─── Dataset ───

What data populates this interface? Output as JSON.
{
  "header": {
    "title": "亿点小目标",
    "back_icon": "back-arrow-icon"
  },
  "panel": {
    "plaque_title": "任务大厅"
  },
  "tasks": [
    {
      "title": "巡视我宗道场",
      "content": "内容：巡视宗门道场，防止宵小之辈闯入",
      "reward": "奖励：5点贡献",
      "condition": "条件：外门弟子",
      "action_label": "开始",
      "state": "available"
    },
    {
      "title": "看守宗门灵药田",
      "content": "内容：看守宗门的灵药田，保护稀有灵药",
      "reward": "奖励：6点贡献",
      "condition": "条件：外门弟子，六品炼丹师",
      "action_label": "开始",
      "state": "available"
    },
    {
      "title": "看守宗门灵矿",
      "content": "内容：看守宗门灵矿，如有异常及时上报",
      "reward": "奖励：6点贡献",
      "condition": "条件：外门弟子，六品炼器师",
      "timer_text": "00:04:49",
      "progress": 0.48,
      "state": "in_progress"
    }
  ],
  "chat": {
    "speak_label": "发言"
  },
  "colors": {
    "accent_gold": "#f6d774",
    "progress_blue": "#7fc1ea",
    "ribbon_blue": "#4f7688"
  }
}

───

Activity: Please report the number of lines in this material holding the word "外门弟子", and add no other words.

Answer to this task: 3